---------- DATA EXCERPTS
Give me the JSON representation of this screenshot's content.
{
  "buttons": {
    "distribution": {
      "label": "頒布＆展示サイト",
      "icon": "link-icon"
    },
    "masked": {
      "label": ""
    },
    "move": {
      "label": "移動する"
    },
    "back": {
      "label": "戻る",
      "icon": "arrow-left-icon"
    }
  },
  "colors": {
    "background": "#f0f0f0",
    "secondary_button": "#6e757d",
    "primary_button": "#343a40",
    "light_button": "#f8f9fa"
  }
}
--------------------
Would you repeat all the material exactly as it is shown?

SOLUTION TO THE EXERCISE →
Give me the JSON representation of this screenshot's content.
{
  "buttons": {
    "distribution": {
      "label": "頒布＆展示サイト",
      "icon": "link-icon"
    },
    "masked": {
      "label": ""
    },
    "move": {
      "label": "移動する"
    },
    "back": {
      "label": "戻る",
      "icon": "arrow-left-icon"
    }
  },
  "colors": {
    "background": "#f0f0f0",
    "secondary_button": "#6e757d",
    "primary_button": "#343a40",
    "light_button": "#f8f9fa"
  }
}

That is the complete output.